Mars, however, has only one-tenth the mass of the Earth, and therefore much less internally generated heat. Less heat means less active movement of material within the planet’s mantle, preventing the formation and movement of tectonic plates and thus the formation of new volcanoes. Without volcanic renewal of CO2, the atmosphere of Mars slowly settled into the ground, forever trapped in a static geology. As CO2 decreased the temperature dropped, eventually low enough for the great world ocean to freeze completely. When the ocean froze it turned white, and began reflecting most of the Sun’s light back into space. Temperatures plummeted, so much so that most of the remaining CO2 atmosphere froze into dry ice, and snowed itself on to the poles where it remains today. Without any atmosphere and hardly any heat the frozen world ocean began evaporating into space, its Hydrogen component blown away by stellar winds and the Oxygen rusting with iron in the soil, which gives the planet its ruddy hue. The Mars we see today is a frozen, airless shadow of its former self, the lifeblood of its hydrosphere lost to space or else absorbed into endless dunes of red sand
A one-way street?
As mentioned, the great majority of Martian water is locked up in the soil along with the entire CO2 atmosphere. Much of the atmosphere and water are in the form of ice crystals that, if heated, would readily evaporate back into gas. Once the CO2 evaporates into the air it again traps the Sun’s energy, raising the temperature and releasing more CO2, and so on in a reinforcing process. Warming Mars by as little as 7°C could kick-start the whole hydrosphere and climate, though the best method for doing so is hotly debated. Among the possibilities
• Hundreds of square kilometers of mirrors in orbit to reflect sunlight on to the poles, melting the CO2 ice and artificially keeping temperatures high
• Launching thousands of robotic factories that belch a continuous stream of pollution chemicals – precisely the same substances that are killing life on Earth could make Mars suitable for life in the future
• Drilling deep under the frozen soil and detonating hundreds or thousands of thermonuclear warheads to melt the permafrost. Over centuries radiation in these areas would fall to safer levels.

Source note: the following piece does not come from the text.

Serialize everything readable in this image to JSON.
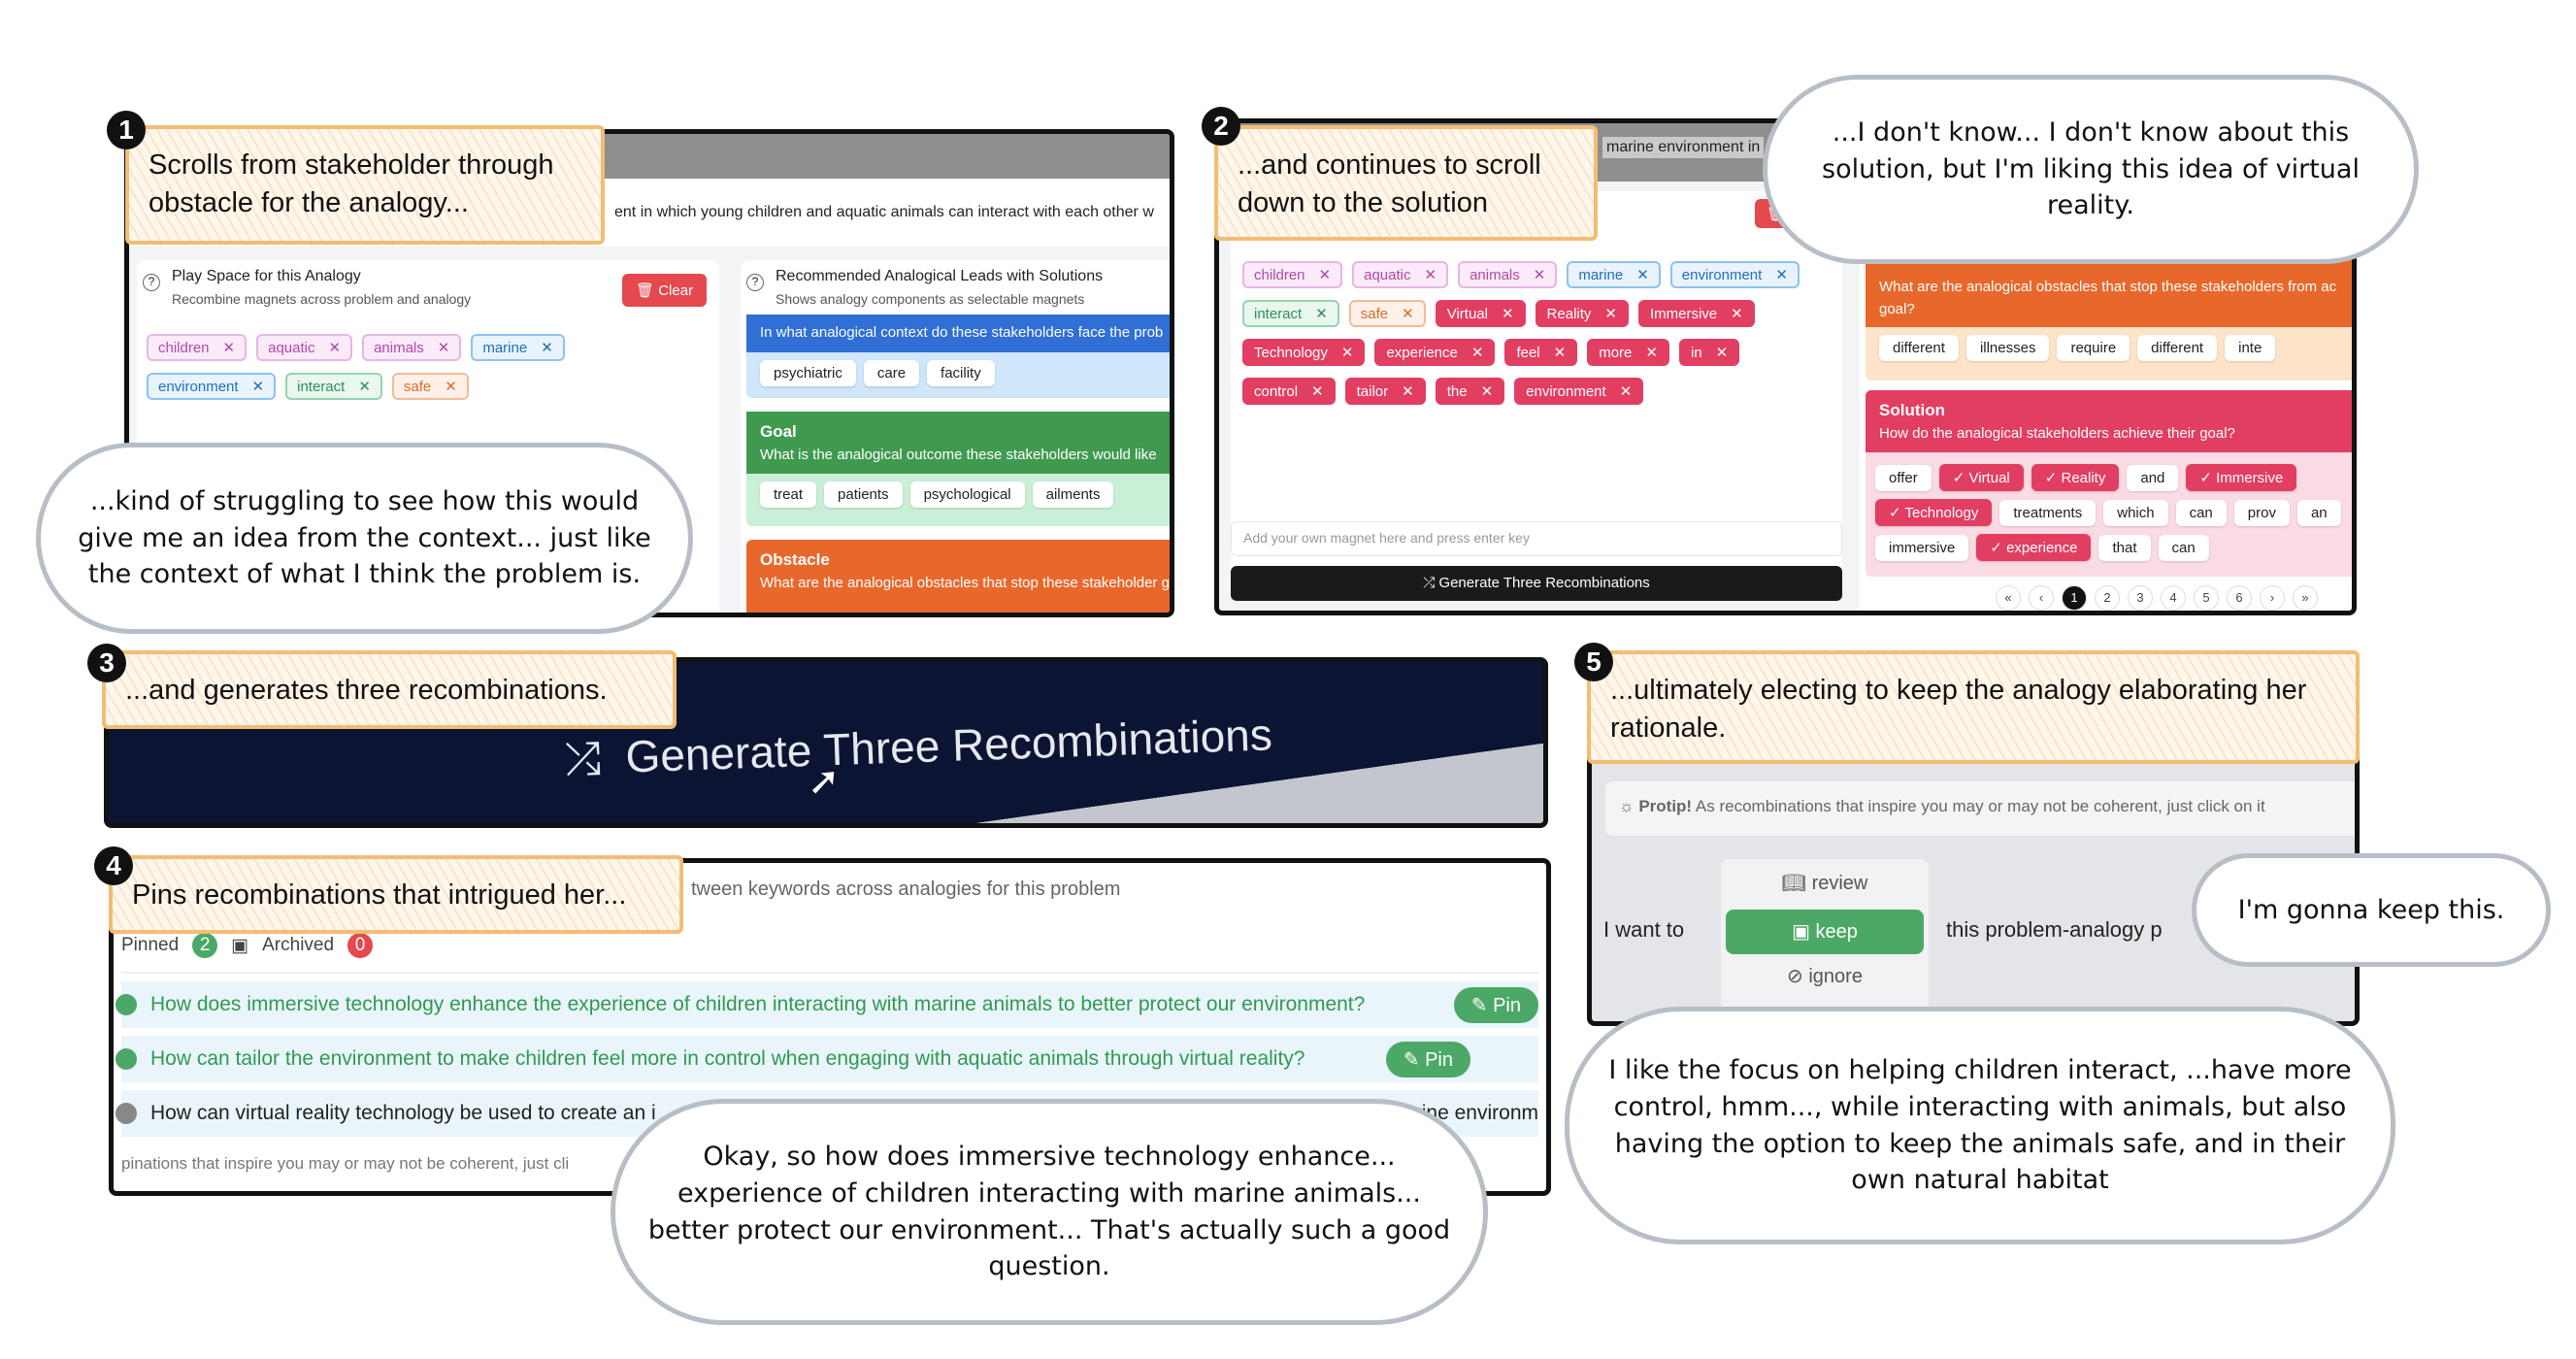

• Dragging asteroids made of frozen methane, nitrogen, and water ice into extremely close approach orbits. Even with a sparse atmosphere, speeds of 30km per second would quickly vaporize this material into a ready-made atmosphere.
Whatever the route may be, Mars has all the elements we need – carbon, iron, sulfur, phosphates, nitrogen, and an abundance of water. Mars is ready to receive us; the technology required is within our grasp. The only question remains is, are we ready for Mars?
Raising temperatures by as little as 7 K could release substantial CO2 deposits into the atmosphere, kickstarting a positive feedback loop that might eventually make Mars a habitable, warm, and water-laden planet once more.